THE SCOTTISH CONNECTION
Real Kashmir’s recent ascension to the second division throne was orchestrated by a Scotsman David Robertson.
A former Scottish international, Robertson had been signed by then Aberdeen manager Alex Ferguson during his teenage years.
“He played me in the reserve team when I was 14 and in the senior team when I was 17. He gave me the first team opportunity and wanted to sign me for Manchester United but Aberdeen wouldn’t let me go,” reminisces Robertson. While a move to United didn’t come to fruition, Robertson went on to have a stellar career playing for Rangers, where he won multiple domestic titles during his time. Robertson later headed to the US to work as a coach. Prior to his move to Real Kashmir, he had offers to work in China, among other countries.
“I could have gone to clubs where there wouldn’t have been much room for improvement but this was a new club with ambitious owners. When this opportunity came, it was like being presented with a blank canvas,” he explains.
Many coaches would have been deterred by the law and order situation in the valley. So what prompted Robertson to move to one of the most volatile regions in India? “I am the type of person that likes to try new things. I had coached in Scotland, England and USA but this was something completely new and different.
“There are a few problems here of course but I think a lot of it is hyped up in the media. It’s not as bad as people say. I go for walks everyday; I go to the city centre, have my coffee there. The people are quite friendly as well. To be honest with you, I have had no problem here at all,” says the former Scottish left-back.
If the Real Kashmir story was a blank canvas when Robertson joined the club, it is now a distinctive palette of colours. The challenge before the club now is to sustain top-flight football in the valley.

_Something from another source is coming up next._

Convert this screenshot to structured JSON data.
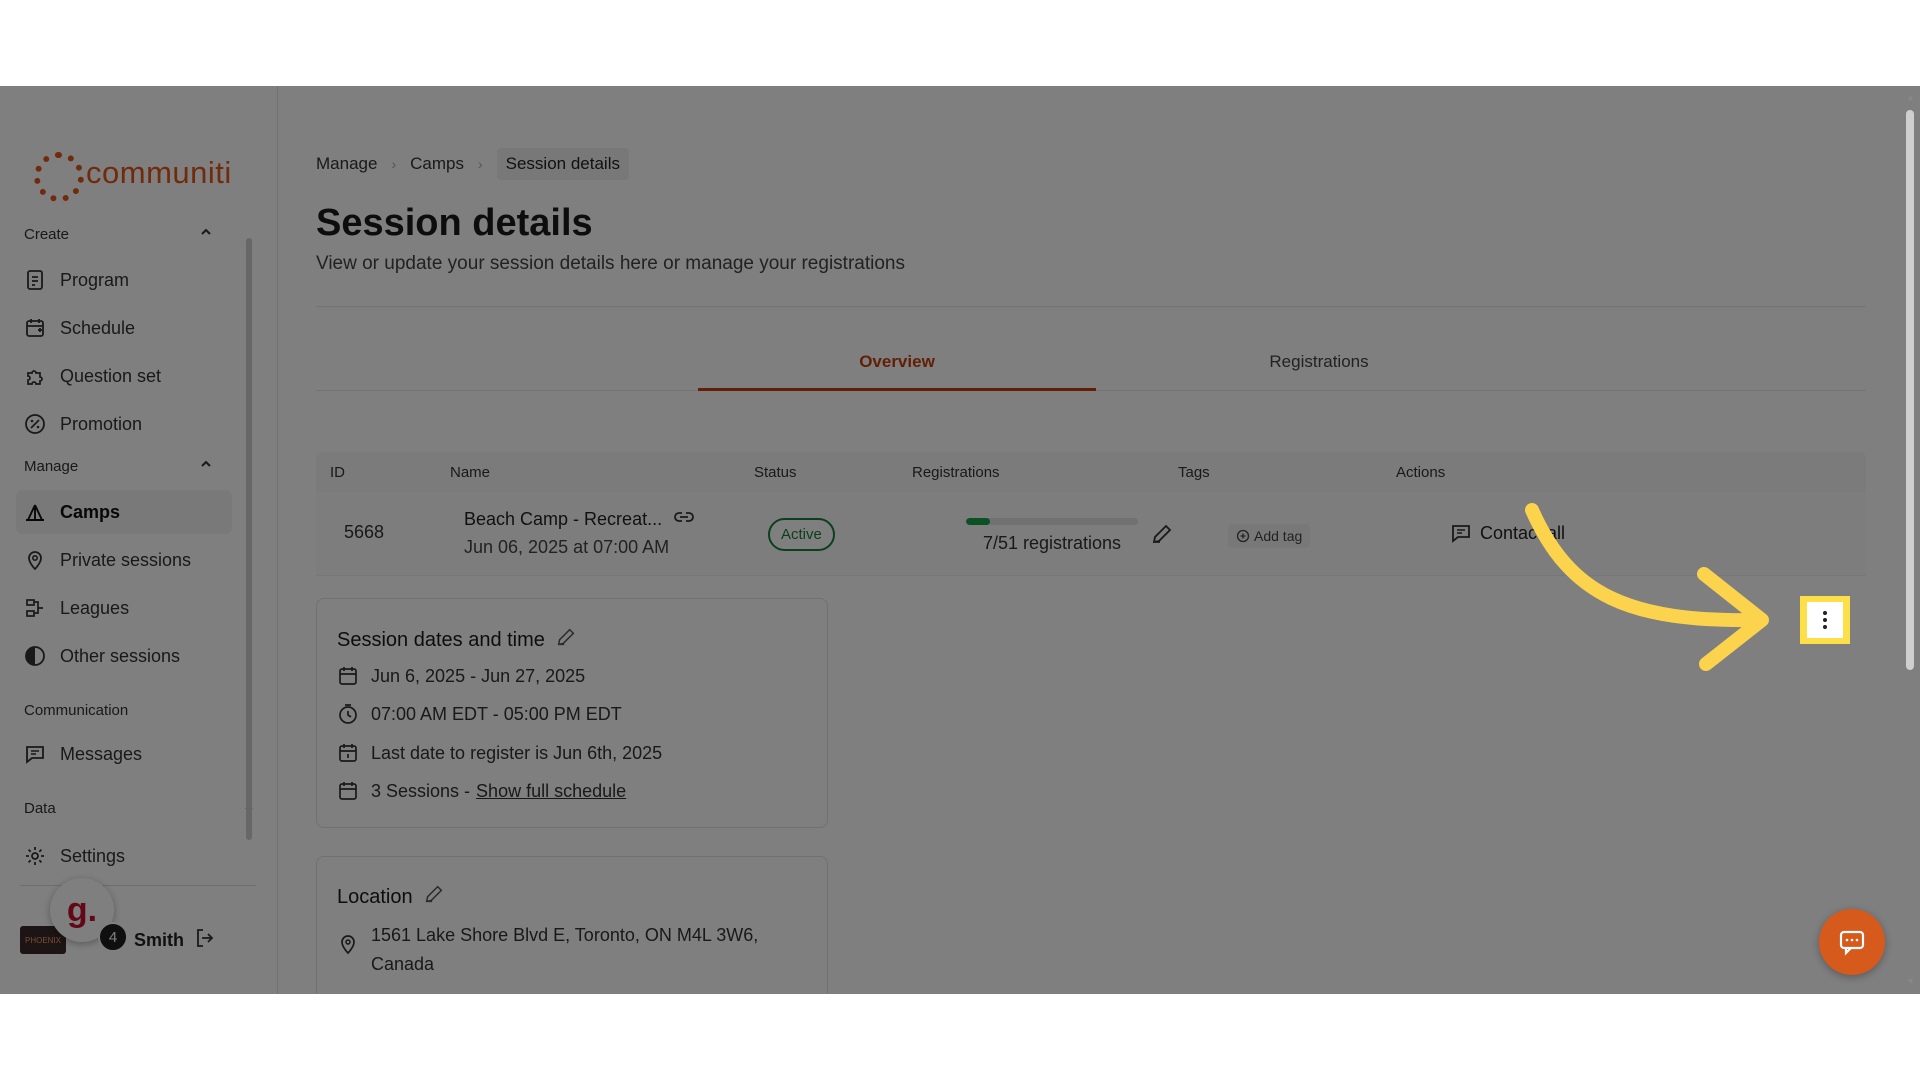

“It was a very nice feeling on Wednesday night (May 30). Now suddenly we are overwhelmed by the enormity of the task ahead,” sums up Meraj.